Here’s an interesting fact for you. LinkedIn has over 1 billion members and 310 million monthly active users. 

So that means that only one in three members engage with the platform at least once a month.

Not a lot when you put it that way, right?

And the thing is, you don’t have to do a lot to stand out. 

Connect with people you’d like to know more about. Like posts that strike a chord with you and comment with your thoughts. Tell people what you’re doing in the workplace. 

Ten minutes a day is all you need.

Hey, if you’re stuck for things to talk about on LinkedIn, I’ve got 30 days of prompts to help you out!

Gluttony – connecting with everyone

Have you ever seen someone’s profile on LinkedIn, and they’ve got the word LION after their name?

It’s not because they have a birthday in August or live in the Pride Lands. 

LION stands for ‘LinkedIn Open Networker’, which means these people accept the bulk of the connection requests that are sent to them.

When I started using LinkedIn more, I accepted connection requests from virtually everyone and sent as many connections out as LinkedIn allowed me to. 

This got me into the prestigious ‘500 connections or more’ club, which only half of LinkedIn users are in.

Yay, right? The only issue when you’re not picky with who connects with you, or who you connect with – you get a lot of crap in your newsfeed.

As I started using LinkedIn more, I realised quality is better than quantity. So I started paring down the connections that didn’t provide value.

The people who didn’t post at all. The people who posted too much. The people who did nothing but share the company blog. The people who didn’t engage with you, but constantly DMed you sales pitches.

And you know what? I felt a lot better for it.

Lust – sending inappropriate messages

I’m not going to spend much time on this one as it makes me seethe.

But if you send dodgy messages or images to another person, whether on LinkedIn or another social media platform – you’re a dick.

It’s got to the point that if a man sends me a connection request and all our mutual connections are women – MASSIVE red flag.

Greed – begging for endorsements

Begging for endorsements on LinkedIn - DM

About a year ago I got this DM from someone I recently connected with but didn’t know personally. She advised that she’d endorsed all my skills and would be grateful if I did the same for her.

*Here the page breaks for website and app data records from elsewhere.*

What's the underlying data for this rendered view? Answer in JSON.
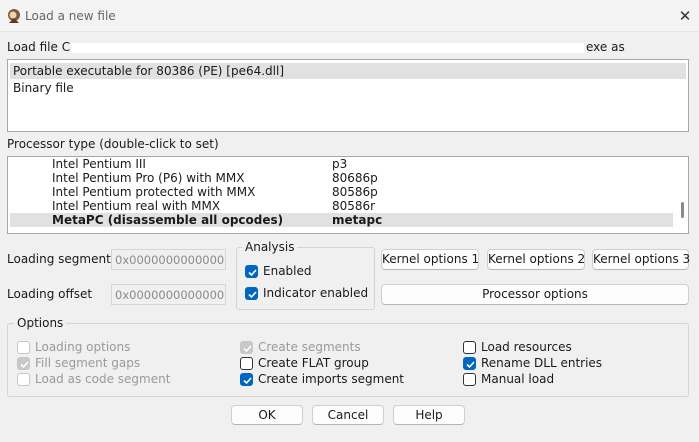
{
  "window": {
    "title": "Load a new file"
  },
  "load_file": {
    "label": "Load file C",
    "suffix": "exe as",
    "options": [
      {
        "label": "Portable executable for 80386 (PE) [pe64.dll]",
        "selected": true
      },
      {
        "label": "Binary file",
        "selected": false
      }
    ]
  },
  "processor": {
    "label": "Processor type (double-click to set)",
    "items": [
      {
        "name": "Intel Pentium III",
        "code": "p3",
        "selected": false
      },
      {
        "name": "Intel Pentium Pro (P6) with MMX",
        "code": "80686p",
        "selected": false
      },
      {
        "name": "Intel Pentium protected with MMX",
        "code": "80586p",
        "selected": false
      },
      {
        "name": "Intel Pentium real with MMX",
        "code": "80586r",
        "selected": false
      },
      {
        "name": "MetaPC (disassemble all opcodes)",
        "code": "metapc",
        "selected": true
      }
    ]
  },
  "segments": {
    "loading_segment_label": "Loading segment",
    "loading_segment_value": "0x0000000000000000",
    "loading_offset_label": "Loading offset",
    "loading_offset_value": "0x0000000000000000"
  },
  "analysis": {
    "title": "Analysis",
    "enabled_label": "Enabled",
    "enabled_checked": true,
    "indicator_label": "Indicator enabled",
    "indicator_checked": true
  },
  "kernel_buttons": {
    "k1": "Kernel options 1",
    "k2": "Kernel options 2",
    "k3": "Kernel options 3",
    "processor_options": "Processor options"
  },
  "options": {
    "title": "Options",
    "loading_options": {
      "label": "Loading options",
      "checked": false,
      "disabled": true
    },
    "fill_segment_gaps": {
      "label": "Fill segment gaps",
      "checked": true,
      "disabled": true
    },
    "load_as_code_segment": {
      "label": "Load as code segment",
      "checked": false,
      "disabled": true
    },
    "create_segments": {
      "label": "Create segments",
      "checked": true,
      "disabled": true
    },
    "create_flat_group": {
      "label": "Create FLAT group",
      "checked": false,
      "disabled": false
    },
    "create_imports_segment": {
      "label": "Create imports segment",
      "checked": true,
      "disabled": false
    },
    "load_resources": {
      "label": "Load resources",
      "checked": false,
      "disabled": false
    },
    "rename_dll_entries": {
      "label": "Rename DLL entries",
      "checked": true,
      "disabled": false
    },
    "manual_load": {
      "label": "Manual load",
      "checked": false,
      "disabled": false
    }
  },
  "footer": {
    "ok": "OK",
    "cancel": "Cancel",
    "help": "Help"
  },
  "colors": {
    "accent": "#0067c0",
    "selection": "#e1e1e1",
    "disabled": "#9a9a9a"
  }
}
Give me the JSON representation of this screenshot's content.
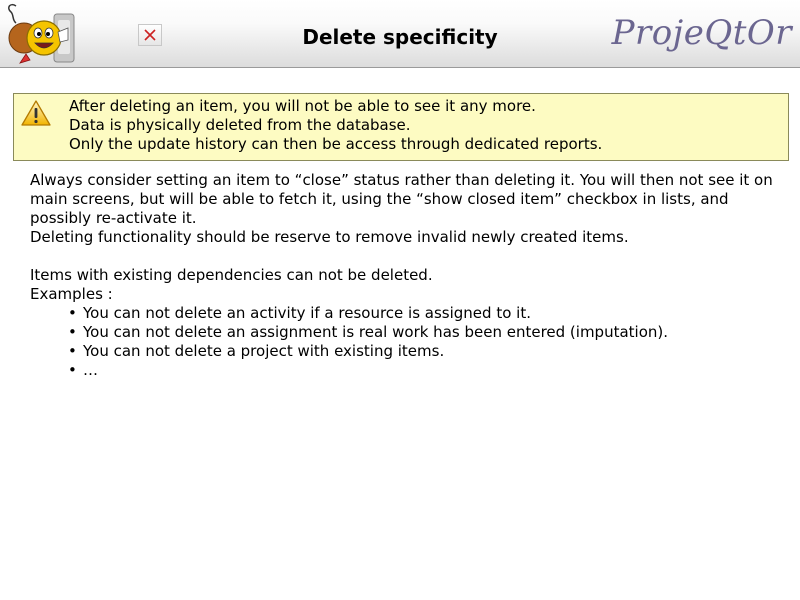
{
  "header": {
    "title": "Delete specificity",
    "brand": "ProjeQtOr",
    "logo_icon": "smiley-mascot-icon",
    "close_icon": "close-x-icon"
  },
  "warning": {
    "icon": "warning-triangle-icon",
    "lines": [
      "After deleting an item, you will not be able to see it any more.",
      "Data is physically deleted from the database.",
      "Only the update history can then be access through dedicated reports."
    ]
  },
  "body": {
    "paragraph1": "Always consider setting an item to “close” status rather than deleting it. You will then not see it on main screens, but will be able to fetch it, using the “show closed item” checkbox in lists, and possibly re-activate it.",
    "paragraph2": "Deleting functionality should be reserve to remove invalid newly created items.",
    "paragraph3": "Items with existing dependencies can not be deleted.",
    "examples_label": "Examples :",
    "examples": [
      "You can not delete an activity if a resource is assigned to it.",
      "You can not delete an assignment is real work has been entered (imputation).",
      "You can not delete a project with existing items.",
      "…"
    ]
  },
  "colors": {
    "warning_background": "#fdfbc2",
    "brand_text": "#6b6690",
    "close_x": "#cc2222"
  }
}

Nah, LinkedIn doesn’t work like that.

For those not in the know, you can list your skills in your LinkedIn profile and people you know can endorse you for them. 

This shows what you can do and shows other people can vouch for your skillset.

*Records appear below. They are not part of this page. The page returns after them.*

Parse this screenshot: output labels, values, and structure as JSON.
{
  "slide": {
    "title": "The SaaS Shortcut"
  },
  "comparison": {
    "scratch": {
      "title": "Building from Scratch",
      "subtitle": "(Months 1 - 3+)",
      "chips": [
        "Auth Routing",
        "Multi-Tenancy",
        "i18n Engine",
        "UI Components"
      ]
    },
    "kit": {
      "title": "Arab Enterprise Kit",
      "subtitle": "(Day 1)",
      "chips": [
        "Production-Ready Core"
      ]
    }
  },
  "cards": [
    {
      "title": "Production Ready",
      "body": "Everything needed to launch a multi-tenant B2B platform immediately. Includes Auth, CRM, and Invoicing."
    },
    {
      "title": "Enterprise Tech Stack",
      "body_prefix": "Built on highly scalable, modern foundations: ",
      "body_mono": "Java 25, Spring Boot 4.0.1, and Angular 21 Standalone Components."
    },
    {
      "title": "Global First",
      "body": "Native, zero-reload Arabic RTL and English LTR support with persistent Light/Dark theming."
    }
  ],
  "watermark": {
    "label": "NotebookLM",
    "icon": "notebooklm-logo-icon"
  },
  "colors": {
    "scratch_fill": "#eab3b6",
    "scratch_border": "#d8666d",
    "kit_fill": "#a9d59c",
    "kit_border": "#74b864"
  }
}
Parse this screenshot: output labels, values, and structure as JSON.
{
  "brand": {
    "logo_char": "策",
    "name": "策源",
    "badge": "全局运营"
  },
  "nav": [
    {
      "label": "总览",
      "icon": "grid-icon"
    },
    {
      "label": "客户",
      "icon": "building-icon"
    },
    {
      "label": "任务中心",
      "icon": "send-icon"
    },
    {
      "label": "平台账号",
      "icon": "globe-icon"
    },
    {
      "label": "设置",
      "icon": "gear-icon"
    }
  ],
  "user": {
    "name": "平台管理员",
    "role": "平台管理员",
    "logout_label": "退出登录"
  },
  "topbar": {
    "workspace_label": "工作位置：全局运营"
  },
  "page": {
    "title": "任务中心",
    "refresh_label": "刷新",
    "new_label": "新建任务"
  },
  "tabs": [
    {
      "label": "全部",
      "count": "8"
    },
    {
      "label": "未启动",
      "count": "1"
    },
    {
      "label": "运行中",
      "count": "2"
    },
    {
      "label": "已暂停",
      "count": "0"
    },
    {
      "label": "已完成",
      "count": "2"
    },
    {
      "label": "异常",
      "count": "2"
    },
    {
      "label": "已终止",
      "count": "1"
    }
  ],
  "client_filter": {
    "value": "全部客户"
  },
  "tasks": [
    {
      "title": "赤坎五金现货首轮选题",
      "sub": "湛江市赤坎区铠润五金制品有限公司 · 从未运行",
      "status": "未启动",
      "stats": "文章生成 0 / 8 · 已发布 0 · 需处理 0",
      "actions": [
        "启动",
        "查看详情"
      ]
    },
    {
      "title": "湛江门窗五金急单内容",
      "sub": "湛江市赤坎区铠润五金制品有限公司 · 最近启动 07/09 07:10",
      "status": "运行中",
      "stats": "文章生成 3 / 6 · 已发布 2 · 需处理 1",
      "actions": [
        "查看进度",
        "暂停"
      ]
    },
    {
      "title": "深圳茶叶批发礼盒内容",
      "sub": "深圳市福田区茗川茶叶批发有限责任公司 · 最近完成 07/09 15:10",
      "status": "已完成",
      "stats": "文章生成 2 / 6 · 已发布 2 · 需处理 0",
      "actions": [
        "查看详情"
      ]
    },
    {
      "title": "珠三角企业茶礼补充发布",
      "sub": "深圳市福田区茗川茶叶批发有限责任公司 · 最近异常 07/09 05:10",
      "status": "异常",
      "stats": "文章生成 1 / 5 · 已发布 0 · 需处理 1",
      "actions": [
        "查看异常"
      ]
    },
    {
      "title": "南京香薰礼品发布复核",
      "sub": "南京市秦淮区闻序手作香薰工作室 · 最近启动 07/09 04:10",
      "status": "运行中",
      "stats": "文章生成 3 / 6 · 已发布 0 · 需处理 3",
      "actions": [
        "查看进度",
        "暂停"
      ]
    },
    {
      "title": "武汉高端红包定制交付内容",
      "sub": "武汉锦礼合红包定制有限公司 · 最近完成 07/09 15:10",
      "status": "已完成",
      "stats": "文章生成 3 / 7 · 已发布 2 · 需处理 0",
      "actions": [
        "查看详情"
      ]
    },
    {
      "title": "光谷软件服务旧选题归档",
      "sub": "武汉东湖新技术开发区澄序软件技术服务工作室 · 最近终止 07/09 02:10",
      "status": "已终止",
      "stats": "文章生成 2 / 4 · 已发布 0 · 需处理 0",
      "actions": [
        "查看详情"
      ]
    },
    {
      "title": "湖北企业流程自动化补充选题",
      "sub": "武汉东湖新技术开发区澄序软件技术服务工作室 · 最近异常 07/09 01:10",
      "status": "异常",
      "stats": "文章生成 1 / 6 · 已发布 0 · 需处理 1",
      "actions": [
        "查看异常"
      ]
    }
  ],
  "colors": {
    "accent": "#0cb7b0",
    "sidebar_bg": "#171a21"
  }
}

The thing is, your skills section only means something if someone you know endorses you. If a random person who connected with you two minutes ago does it, it means nothing.

It’s like me saying that you have nice hair. I’m sure you do, but it’s a hollow compliment unless I’ve seen your hair, right?

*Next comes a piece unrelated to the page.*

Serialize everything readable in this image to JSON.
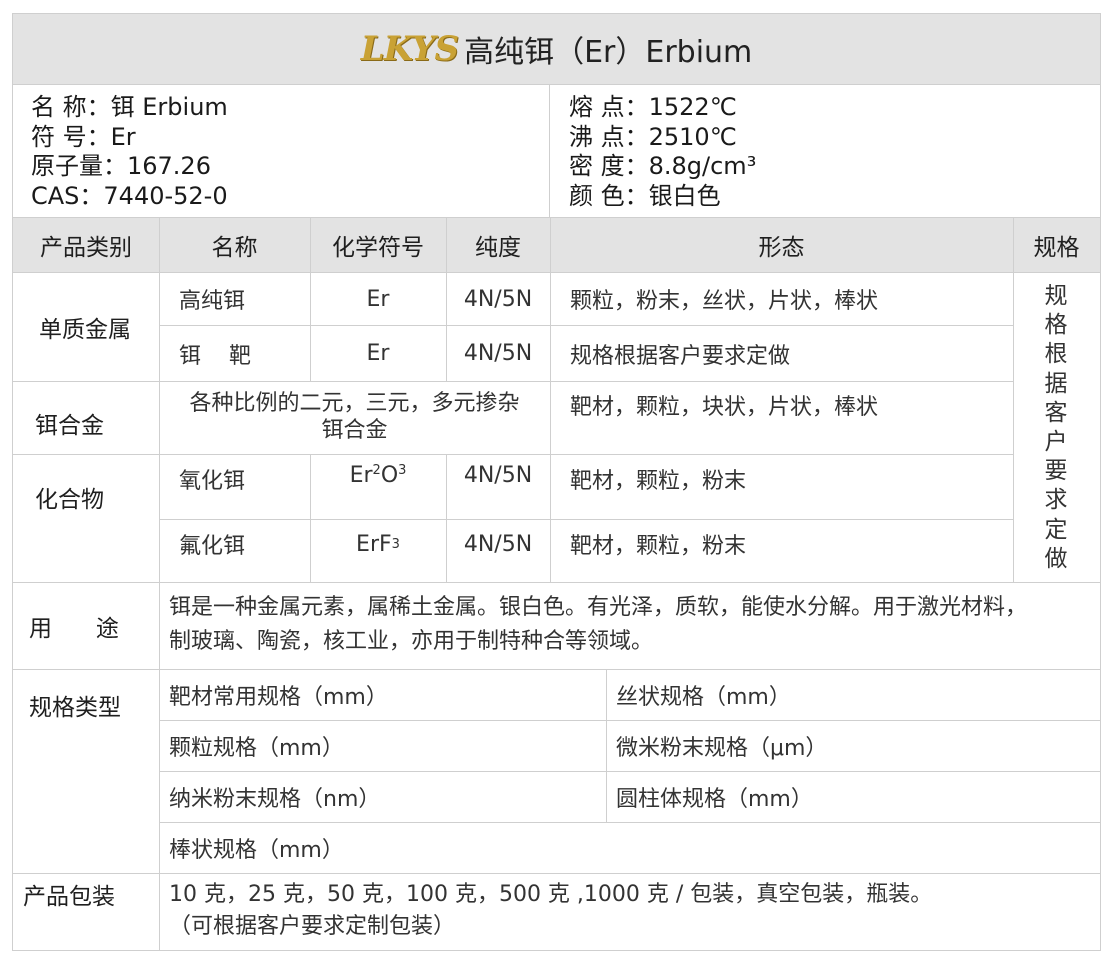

In my experience, random people endorse you on LinkedIn for two reasons. To get endorsements back or to butter you up so they can sell to you. Both of these reasons are equally bad.

The good news is that you can hide endorsements from people you don’t know. Integrity for the win!

Wrath – getting into arguments

The more I use LinkedIn and the more traction my content gets, the more I see people trying to pick a fight with me in the comments.

This isn’t about people having a difference of opinion – that’s to be expected. If you use LinkedIn as an echo chamber, you’re using it wrong.

I’m talking about people being arses for the sake of it. It’s okay to say you don’t agree with someone, but it’s not to call them an idiot, or say that their mum and dad are related.

Be honest and state your opinion but be respectful of others.

And if you start a DM or a comment with ‘I don’t mean to be a dick, but…’, chances are you’re going to say something dickish. 

Seriously, don’t do it.

In conclusion – it’s nice to be nice, right?

Most people who use LinkedIn use it well. They engage with others and aren’t afraid to have fun, but understand that there are certain things you just can’t do or say.

Here’s a tip that helps me a lot. Before you hit the publish button on a post, DM, or comment, take a five-minute break – go get a coffee or reply to an email.

If you’re umming and aahing over publishing your content after that, it might mean it’s not worth posting.